|COOPERATIVE CONSERVATION CASE STUDY|
|Missouri Conservation Reserve Enhancement Program|
|Targeting Public Water Supplies Improves Water Quality|
|Project Summary: The Missouri Conservation Reserve Enhancement Program (CREP) provides incentives to farmers to restore riparian buffers to reduce sediment, pollutant, and bacterial loading of waterways.|
|Mitch Hoover, Missouri Department of Conservation agent, and Peggy Rapp, Clinton County Farm Service Agency conservation program technician, survey wildflowers on an eight acre tract enrolled in MoCREP. The wildflowers were interseeded with warm season grasses to improve wildlife habitat and water quality. (FSA Photo)
Aquatic and terrestrial habitats in Missouri’s prairie region have slowly degraded over time. Early settlers drained wetlands, tilled marginal cropland, removed streamside forests, and created deep channels in waterways that destroyed the structure fish need for breeding, food, and shelter. Riparian buffers, strips of vegetation along lakes, streams, and rivers, enhance water quality by filtering out as much as 90 percent of the sediment, nutrients, pesticides and other chemicals that reach the water. They also provide valuable wildlife habitat and shade.
In Missouri, a group of federal, state, and private organizations plan to restore 50,000 acres of riparian buffers in 36 counties, targeting waterways that feed 58 public drinking water supplies that collectively serve more than 375,000 Missouri citizens.
The primary tool for restoring buffers is the CREP. This voluntary Federal program provides incentives to farmers to retire highly erodible cropland and replace it with trees, grass, and shrubs to reduce the amount of sediment, pollutants, and potential diseasecausing organisms that enter the water. In some cases, buffers help communities avoid the need to construct costly water treatment systems.
Under CREP, states cost-share the federal funds, establish project criteria and cost-share practices, provide technical assistance, and select the target area for projects.
Examples of Key Partners
USDA Farm Service Agency, USDA Natural Resources Conservation Service, State Departments of Natural Resources, Agriculture, Natural Resources, and Conservation, local Public Drinking Water Districts, Missouri University and Extension, Missouri Soil and Water Conservation Districts, and landowners, farmers and ranchers.
Results and Accomplishments
Buffers have been created on 13,565 acres of Missouri farmlands. Partners are actively promoting the CREP and have field staff assisting farmers with project planning and implementation. The State is also conducting an extensive public awareness program through direct mailings, newsletters, the press, and “town hall” style meetings.
By targeting many small drinking water systems, the project could potentially have immediate results. The State plans to emphasize larger drinking water systems and expand participation in the CREP, targeting landowners around larger reservoirs to meet enrollment goals.
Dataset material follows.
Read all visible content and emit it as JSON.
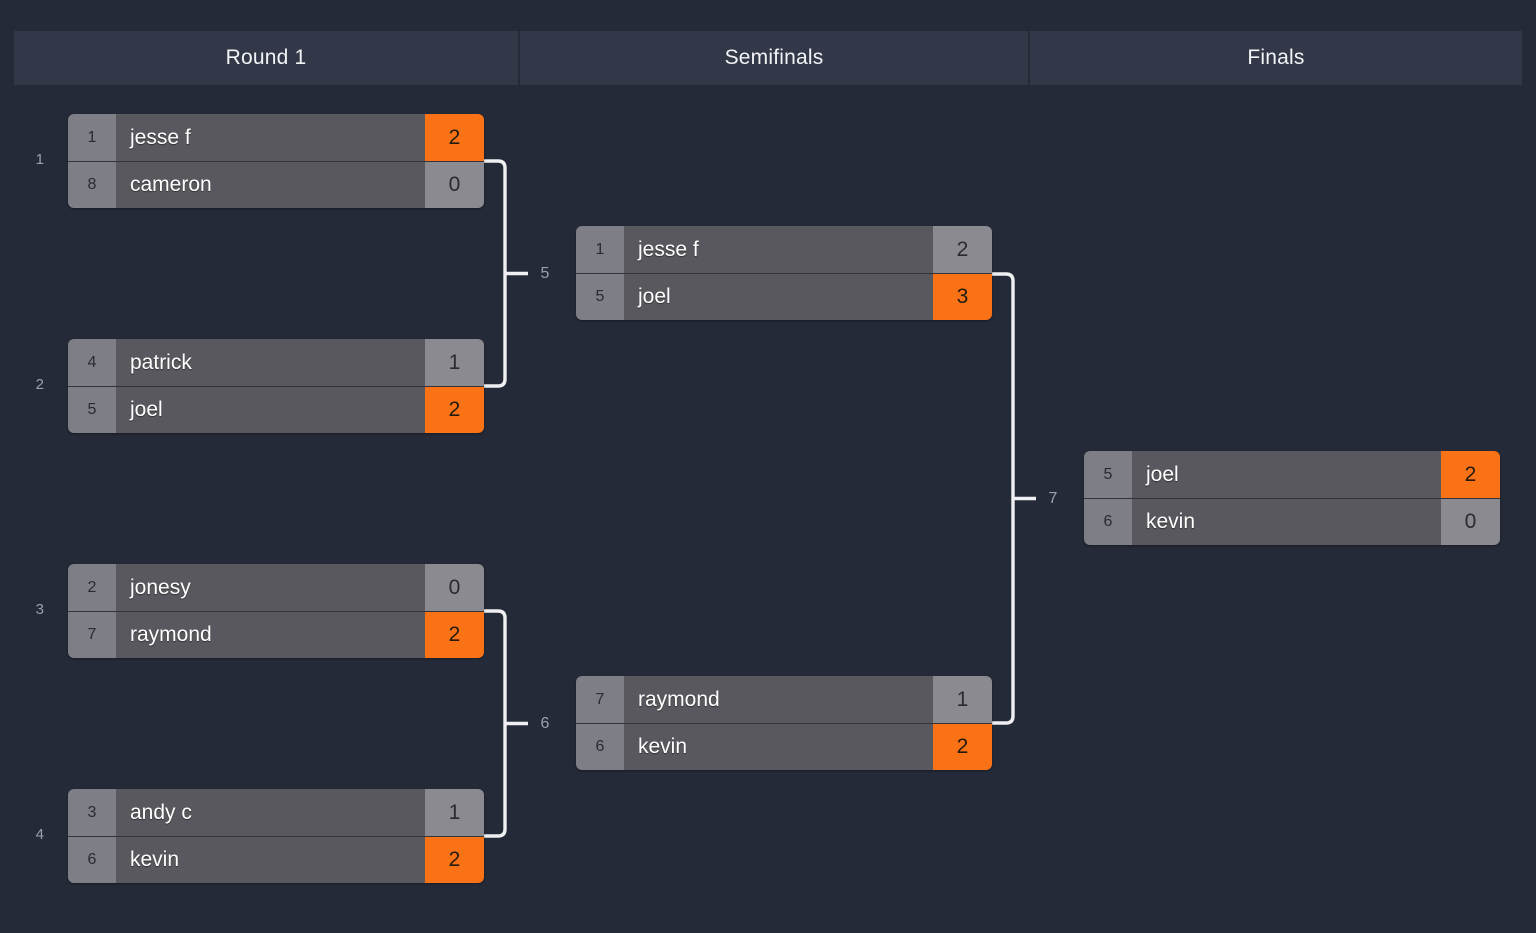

A Core CREP Team meets periodically to assess results and address challenges.
A federal, state, and local partnership is improving drinking water quality, wildlife habitat, and wetland health by targeting farmers with the financial and technical assistance needed to construct and maintain vegetation buffers along waterways.